West Side Story, which was showcased in an extended sequence in Jerome Robbins’ Broadway, is a landmark musical. It was a show that brought Broadway up to the minute in 1957 and even though we look at it now through a different lens, where we acknowledge its shortcomings in not being created with an authentic Puerto Rican perspective, it remains a piece of theatre that has a great deal to teach about prejudice and systemic racism. Beyond that, it is just so moving, with the marriage of Leonard Bernstein and Stephen Sondheim’s perfectly deepening moments set up in Arthur Laurents’s book. Is it possible today not to start weeping for Maria as soon as the opening bars of “Something’s Coming” strike up?

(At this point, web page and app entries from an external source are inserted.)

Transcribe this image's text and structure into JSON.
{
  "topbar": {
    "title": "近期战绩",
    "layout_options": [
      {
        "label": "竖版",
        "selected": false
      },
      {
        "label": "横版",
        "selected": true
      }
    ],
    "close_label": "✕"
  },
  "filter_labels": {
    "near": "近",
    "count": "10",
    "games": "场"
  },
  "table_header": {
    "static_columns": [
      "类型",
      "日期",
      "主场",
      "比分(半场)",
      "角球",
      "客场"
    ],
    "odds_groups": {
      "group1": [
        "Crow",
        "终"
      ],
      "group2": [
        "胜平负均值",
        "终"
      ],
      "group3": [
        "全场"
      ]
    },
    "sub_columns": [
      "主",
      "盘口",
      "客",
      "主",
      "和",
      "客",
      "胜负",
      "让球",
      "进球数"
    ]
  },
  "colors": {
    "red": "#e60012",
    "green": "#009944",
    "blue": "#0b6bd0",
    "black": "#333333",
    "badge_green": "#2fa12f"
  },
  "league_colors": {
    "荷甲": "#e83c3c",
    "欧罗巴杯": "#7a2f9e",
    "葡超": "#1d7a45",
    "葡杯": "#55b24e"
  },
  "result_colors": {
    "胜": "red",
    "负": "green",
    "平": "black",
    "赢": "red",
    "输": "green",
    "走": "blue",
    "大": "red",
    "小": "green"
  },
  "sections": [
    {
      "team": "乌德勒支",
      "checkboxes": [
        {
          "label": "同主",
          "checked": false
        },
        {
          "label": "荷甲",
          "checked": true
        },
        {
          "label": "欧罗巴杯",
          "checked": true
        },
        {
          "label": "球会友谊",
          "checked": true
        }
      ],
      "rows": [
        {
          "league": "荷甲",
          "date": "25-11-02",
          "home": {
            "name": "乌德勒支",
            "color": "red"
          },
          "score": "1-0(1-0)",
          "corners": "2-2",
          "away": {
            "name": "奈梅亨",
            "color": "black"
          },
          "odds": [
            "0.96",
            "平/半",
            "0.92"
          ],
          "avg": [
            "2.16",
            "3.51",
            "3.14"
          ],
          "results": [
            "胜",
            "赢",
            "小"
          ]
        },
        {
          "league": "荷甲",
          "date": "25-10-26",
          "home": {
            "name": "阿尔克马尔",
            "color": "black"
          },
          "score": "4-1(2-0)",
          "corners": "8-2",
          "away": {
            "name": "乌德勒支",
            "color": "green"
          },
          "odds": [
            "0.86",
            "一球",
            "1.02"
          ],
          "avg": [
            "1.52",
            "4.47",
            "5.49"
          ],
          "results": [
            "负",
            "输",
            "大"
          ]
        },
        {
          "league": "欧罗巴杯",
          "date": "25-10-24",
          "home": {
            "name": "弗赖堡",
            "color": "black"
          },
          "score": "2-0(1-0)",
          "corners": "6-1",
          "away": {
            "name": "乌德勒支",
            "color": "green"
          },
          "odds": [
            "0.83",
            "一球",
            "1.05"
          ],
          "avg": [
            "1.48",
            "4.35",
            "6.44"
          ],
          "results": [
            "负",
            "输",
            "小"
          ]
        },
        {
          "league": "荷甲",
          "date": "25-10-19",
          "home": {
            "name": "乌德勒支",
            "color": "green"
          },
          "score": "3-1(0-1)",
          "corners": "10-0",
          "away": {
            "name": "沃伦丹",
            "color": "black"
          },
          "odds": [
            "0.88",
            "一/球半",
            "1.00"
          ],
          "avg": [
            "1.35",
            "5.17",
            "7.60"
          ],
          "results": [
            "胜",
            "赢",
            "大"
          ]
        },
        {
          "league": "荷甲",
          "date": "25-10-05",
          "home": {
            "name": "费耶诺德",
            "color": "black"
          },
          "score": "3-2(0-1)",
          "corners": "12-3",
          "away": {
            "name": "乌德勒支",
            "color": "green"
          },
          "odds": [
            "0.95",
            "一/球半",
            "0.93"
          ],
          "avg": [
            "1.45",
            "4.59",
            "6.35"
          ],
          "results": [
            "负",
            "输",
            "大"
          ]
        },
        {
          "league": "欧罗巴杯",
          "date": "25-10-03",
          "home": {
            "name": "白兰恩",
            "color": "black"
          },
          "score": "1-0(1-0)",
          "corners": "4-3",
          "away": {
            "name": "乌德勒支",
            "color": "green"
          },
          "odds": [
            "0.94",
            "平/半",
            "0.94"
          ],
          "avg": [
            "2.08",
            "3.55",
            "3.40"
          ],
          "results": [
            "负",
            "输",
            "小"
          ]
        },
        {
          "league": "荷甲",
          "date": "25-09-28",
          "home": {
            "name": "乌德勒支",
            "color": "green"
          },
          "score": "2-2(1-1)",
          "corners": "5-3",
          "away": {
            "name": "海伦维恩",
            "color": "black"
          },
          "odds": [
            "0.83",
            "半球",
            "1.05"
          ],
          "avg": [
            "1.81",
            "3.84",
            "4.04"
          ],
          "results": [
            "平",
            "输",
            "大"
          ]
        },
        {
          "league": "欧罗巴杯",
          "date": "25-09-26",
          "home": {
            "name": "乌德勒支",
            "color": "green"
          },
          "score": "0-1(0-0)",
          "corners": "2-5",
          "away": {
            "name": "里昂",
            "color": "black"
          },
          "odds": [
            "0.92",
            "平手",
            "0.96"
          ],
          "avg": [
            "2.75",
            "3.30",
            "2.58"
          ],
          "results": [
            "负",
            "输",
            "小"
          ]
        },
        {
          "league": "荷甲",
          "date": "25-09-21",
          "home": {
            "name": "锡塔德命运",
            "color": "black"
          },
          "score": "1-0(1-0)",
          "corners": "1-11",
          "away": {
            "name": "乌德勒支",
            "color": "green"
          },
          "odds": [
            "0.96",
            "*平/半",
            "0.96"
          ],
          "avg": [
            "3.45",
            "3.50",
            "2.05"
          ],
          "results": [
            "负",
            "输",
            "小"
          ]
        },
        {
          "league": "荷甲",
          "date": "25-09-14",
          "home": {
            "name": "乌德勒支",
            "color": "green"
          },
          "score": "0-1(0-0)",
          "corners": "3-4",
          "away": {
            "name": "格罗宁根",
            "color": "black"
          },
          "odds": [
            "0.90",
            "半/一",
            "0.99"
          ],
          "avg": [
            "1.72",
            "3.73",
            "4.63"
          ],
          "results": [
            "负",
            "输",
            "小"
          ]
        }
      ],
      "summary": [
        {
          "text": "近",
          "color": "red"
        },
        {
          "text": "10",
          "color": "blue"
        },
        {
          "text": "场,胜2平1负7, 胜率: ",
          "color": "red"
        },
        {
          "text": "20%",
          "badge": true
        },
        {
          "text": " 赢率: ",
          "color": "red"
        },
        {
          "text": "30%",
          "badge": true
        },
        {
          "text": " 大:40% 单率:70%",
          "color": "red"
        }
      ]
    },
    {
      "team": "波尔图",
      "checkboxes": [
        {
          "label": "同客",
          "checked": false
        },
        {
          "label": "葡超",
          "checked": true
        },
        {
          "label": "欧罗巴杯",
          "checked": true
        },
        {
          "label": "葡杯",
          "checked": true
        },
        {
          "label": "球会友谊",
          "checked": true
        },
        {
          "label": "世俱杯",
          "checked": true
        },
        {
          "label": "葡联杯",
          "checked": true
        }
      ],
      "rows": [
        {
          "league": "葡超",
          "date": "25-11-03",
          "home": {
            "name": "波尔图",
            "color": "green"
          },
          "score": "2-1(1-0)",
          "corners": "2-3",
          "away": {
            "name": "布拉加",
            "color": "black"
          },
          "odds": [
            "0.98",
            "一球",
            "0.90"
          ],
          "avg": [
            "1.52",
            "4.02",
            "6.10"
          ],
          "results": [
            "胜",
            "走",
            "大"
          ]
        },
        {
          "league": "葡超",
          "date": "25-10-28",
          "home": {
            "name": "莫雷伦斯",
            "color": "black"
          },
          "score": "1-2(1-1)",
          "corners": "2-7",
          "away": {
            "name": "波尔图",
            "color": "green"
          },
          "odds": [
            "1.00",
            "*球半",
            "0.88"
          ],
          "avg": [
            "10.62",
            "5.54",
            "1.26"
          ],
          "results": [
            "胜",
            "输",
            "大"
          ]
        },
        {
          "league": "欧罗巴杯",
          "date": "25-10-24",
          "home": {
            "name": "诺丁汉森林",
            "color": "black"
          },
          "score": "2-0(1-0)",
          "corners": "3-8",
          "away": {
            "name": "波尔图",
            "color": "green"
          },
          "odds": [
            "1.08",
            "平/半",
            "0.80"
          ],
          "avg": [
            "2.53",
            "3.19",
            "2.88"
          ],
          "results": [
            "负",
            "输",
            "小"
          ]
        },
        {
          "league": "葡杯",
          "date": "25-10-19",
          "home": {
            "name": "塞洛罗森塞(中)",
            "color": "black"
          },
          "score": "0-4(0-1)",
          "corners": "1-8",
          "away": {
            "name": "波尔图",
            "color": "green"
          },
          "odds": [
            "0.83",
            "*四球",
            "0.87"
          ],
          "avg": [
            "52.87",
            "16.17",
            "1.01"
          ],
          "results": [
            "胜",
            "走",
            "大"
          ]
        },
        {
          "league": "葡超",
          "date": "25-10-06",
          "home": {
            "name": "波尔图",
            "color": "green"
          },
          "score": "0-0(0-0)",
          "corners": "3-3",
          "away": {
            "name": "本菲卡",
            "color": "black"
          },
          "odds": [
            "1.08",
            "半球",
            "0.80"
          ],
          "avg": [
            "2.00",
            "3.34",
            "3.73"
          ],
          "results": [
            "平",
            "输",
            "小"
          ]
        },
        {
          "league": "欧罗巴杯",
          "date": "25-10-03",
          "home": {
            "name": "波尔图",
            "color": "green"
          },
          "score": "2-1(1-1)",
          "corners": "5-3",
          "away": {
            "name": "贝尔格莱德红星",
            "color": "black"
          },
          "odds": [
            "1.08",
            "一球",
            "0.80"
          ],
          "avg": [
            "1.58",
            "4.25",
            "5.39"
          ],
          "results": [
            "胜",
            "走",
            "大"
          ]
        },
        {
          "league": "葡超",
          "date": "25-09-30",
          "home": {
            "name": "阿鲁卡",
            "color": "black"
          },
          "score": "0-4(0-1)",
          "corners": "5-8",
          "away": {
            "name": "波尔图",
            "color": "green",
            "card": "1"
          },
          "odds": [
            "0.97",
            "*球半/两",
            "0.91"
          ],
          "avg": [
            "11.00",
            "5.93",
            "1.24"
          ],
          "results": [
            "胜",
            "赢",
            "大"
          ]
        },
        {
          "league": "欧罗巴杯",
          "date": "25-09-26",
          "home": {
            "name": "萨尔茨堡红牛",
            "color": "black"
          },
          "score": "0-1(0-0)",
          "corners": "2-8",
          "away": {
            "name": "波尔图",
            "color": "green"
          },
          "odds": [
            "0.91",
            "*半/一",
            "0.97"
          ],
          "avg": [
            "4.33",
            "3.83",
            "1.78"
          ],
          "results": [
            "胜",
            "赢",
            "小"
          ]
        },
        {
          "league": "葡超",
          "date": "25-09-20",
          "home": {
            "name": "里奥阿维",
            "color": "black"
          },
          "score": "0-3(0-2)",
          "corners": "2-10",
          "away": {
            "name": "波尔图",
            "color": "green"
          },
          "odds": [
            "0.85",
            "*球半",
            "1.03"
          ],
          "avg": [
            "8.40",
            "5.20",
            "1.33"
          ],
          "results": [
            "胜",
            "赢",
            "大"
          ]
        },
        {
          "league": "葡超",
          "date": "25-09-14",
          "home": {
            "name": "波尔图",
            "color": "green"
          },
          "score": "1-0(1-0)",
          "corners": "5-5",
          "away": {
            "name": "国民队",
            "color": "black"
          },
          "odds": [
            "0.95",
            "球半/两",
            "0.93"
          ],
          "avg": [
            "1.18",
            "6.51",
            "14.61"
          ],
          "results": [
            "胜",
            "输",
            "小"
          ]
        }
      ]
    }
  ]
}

It’s not difficult to place a show in the top spot because Gypsy, quite simply put, is a perfect show. Arthur Laurents’s book perfectly crafts a legend around the story about ‘Madame Rose… and her daughter, Gypsy,’ while Jule Styne and Stephen Sondheim punctuate it with one of the greatest scores ever written for a musical, period. Every number achieves something in this show and it gave us both “Some People” and “Rose’s Turn!” In Jerome Robbins’ Broadway, we are treated to “You Gotta Get a Gimmick,” a great comic number in which Mazeppa, Electra and Tessie Tura teach Louise everything they know about stripping. Something wrong with stripping? Well, maybe there’s something wrong with your bumper!
Robbins was, of course, involved in many other shows that haven’t made this list. The Ethel Merman extravaganza Call Me Madam and the joyous Bells are Ringing. There are also several shows on which he worked, uncredited, as a show doctor and instances like The Pajama Game, which he co-directed, with George Abbott and Bob Fosse doing the heavy lifting. There’s also Peter Pan, perhaps more famous as a television production than a Broadway show, as well as the minor pieces, A Tree Grows in Brooklyn, High Button Shoes and Billion Dollar Baby. But if we’re really going for an honourable mention here, that goes to Look Ma, I’m Dancin’!, which offers one of the most charming forgotten scores of the 1940s. How about rediscovering that show for a revival today?
Any thoughts you’d like to share about Robbins’ work? Head on to the comments section and sound off!